The number and accessibility of podcasts, with godly men rightly exegeting the Word of God, is a gift of grace. But like any good thing, too much of it can be a bad thing. For the sermon-podcast junkies out there: be careful. You can listen to so many podcasts that you train your mind to hear a sermon with no response. Sermons can become means of entertainment instead of transformation.

We can also begin to build an imaginary or ideal preacher that doesn’t exist, making us unable to enjoy our local preacher because he’s not as funny as Matt Chandler, as astute as Tim Keller, or as passionate as Francis Chan. But that’s good! Your local church pastor is the one God gave you to hear from most regularly, and God intends you to hear his truth through their personality.

Be wary of listening to sermons so much that they become mere entertainment. Sermons are not popcorn. God has sovereignly placed you in a local congregation, so enjoy and appreciate your local preacher instead of binging sermon podcasts. Consider re-listening to a sermon that has spoken to you deeply. Reflect on it. Sermons are to be savored.

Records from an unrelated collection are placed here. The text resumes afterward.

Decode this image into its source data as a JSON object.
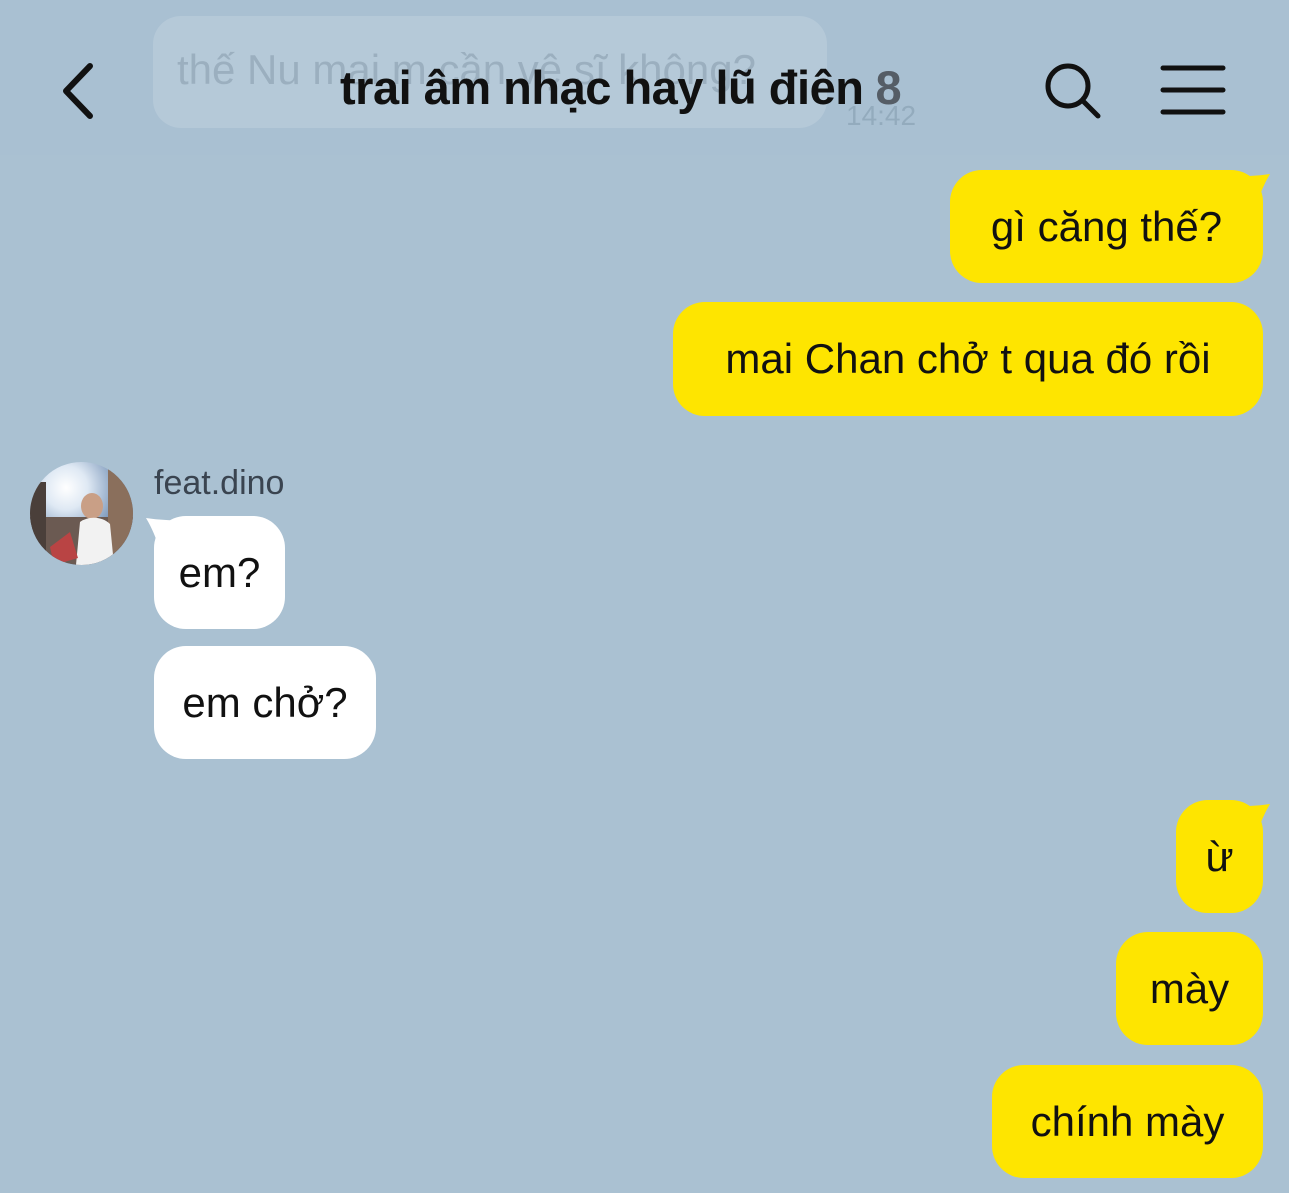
{
  "header": {
    "title": "trai âm nhạc hay lũ điên",
    "member_count": "8",
    "background_preview_text": "thế Nu mai m cần vệ sĩ không?",
    "background_preview_time": "14:42",
    "icons": {
      "back": "chevron-left-icon",
      "search": "search-icon",
      "menu": "hamburger-menu-icon"
    }
  },
  "colors": {
    "background": "#aac1d2",
    "my_bubble": "#fee500",
    "their_bubble": "#ffffff",
    "text": "#111111"
  },
  "messages": [
    {
      "from": "me",
      "text": "gì căng thế?"
    },
    {
      "from": "me",
      "text": "mai Chan chở t qua đó rồi"
    },
    {
      "from": "feat.dino",
      "text": "em?"
    },
    {
      "from": "feat.dino",
      "text": "em chở?"
    },
    {
      "from": "me",
      "text": "ừ"
    },
    {
      "from": "me",
      "text": "mày"
    },
    {
      "from": "me",
      "text": "chính mày"
    }
  ],
  "sender": {
    "name": "feat.dino"
  }
}
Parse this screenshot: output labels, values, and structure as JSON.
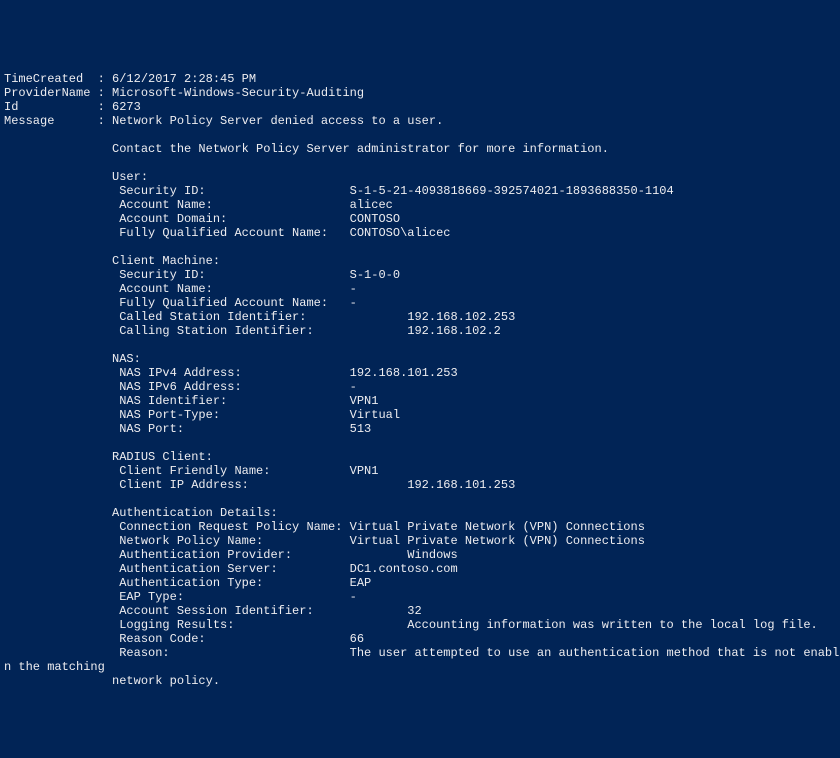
{
  "header": {
    "time_created_label": "TimeCreated  : ",
    "time_created": "6/12/2017 2:28:45 PM",
    "provider_label": "ProviderName : ",
    "provider": "Microsoft-Windows-Security-Auditing",
    "id_label": "Id           : ",
    "id": "6273",
    "message_label": "Message      : ",
    "message": "Network Policy Server denied access to a user."
  },
  "contact_line": "               Contact the Network Policy Server administrator for more information.",
  "user": {
    "header": "               User:",
    "security_id_label": "                Security ID:                    ",
    "security_id": "S-1-5-21-4093818669-392574021-1893688350-1104",
    "account_name_label": "                Account Name:                   ",
    "account_name": "alicec",
    "account_domain_label": "                Account Domain:                 ",
    "account_domain": "CONTOSO",
    "fqan_label": "                Fully Qualified Account Name:   ",
    "fqan": "CONTOSO\\alicec"
  },
  "client": {
    "header": "               Client Machine:",
    "security_id_label": "                Security ID:                    ",
    "security_id": "S-1-0-0",
    "account_name_label": "                Account Name:                   ",
    "account_name": "-",
    "fqan_label": "                Fully Qualified Account Name:   ",
    "fqan": "-",
    "called_label": "                Called Station Identifier:              ",
    "called": "192.168.102.253",
    "calling_label": "                Calling Station Identifier:             ",
    "calling": "192.168.102.2"
  },
  "nas": {
    "header": "               NAS:",
    "ipv4_label": "                NAS IPv4 Address:               ",
    "ipv4": "192.168.101.253",
    "ipv6_label": "                NAS IPv6 Address:               ",
    "ipv6": "-",
    "id_label": "                NAS Identifier:                 ",
    "id": "VPN1",
    "port_type_label": "                NAS Port-Type:                  ",
    "port_type": "Virtual",
    "port_label": "                NAS Port:                       ",
    "port": "513"
  },
  "radius": {
    "header": "               RADIUS Client:",
    "friendly_label": "                Client Friendly Name:           ",
    "friendly": "VPN1",
    "ip_label": "                Client IP Address:                      ",
    "ip": "192.168.101.253"
  },
  "auth": {
    "header": "               Authentication Details:",
    "crp_label": "                Connection Request Policy Name: ",
    "crp": "Virtual Private Network (VPN) Connections",
    "npn_label": "                Network Policy Name:            ",
    "npn": "Virtual Private Network (VPN) Connections",
    "provider_label": "                Authentication Provider:                ",
    "provider": "Windows",
    "server_label": "                Authentication Server:          ",
    "server": "DC1.contoso.com",
    "type_label": "                Authentication Type:            ",
    "type": "EAP",
    "eap_label": "                EAP Type:                       ",
    "eap": "-",
    "session_label": "                Account Session Identifier:             ",
    "session": "32",
    "logging_label": "                Logging Results:                        ",
    "logging": "Accounting information was written to the local log file.",
    "reason_code_label": "                Reason Code:                    ",
    "reason_code": "66",
    "reason_label": "                Reason:                         ",
    "reason": "The user attempted to use an authentication method that is not enabled o",
    "wrap1": "n the matching",
    "wrap2": "               network policy."
  }
}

Hearing God’s Word preached is a privilege. “How beautiful upon the mountains are the feet of him who brings good news, who publishes peace, who brings good news of happiness, who publishes salvation, who says to Zion, ‘Your God reigns’” (Is. 52:7).

Let’s be good listeners of God’s Word, reveling in the beauty of the gospel and giving thanks for those who teach it.

Jake Chambers is the husband to his beautiful bride Lindsey, and a daddy to Ezra, Roseanna, Jaya and Gwen. He is passionate about Jesus and his church and has spent the last decade both leading a church plant in San Diego, CA and helping others plant churches. He is currently helping create a church planting strategy for Resurrection Church in Tacoma, WA and hopes to plant a church in his hometown of Gig Harbor, WA in the future. Preach, pray, lead, listen, write and recreate are the 6 ways that God has specifically called Jake to enjoy his presence and serve his church locally and globally.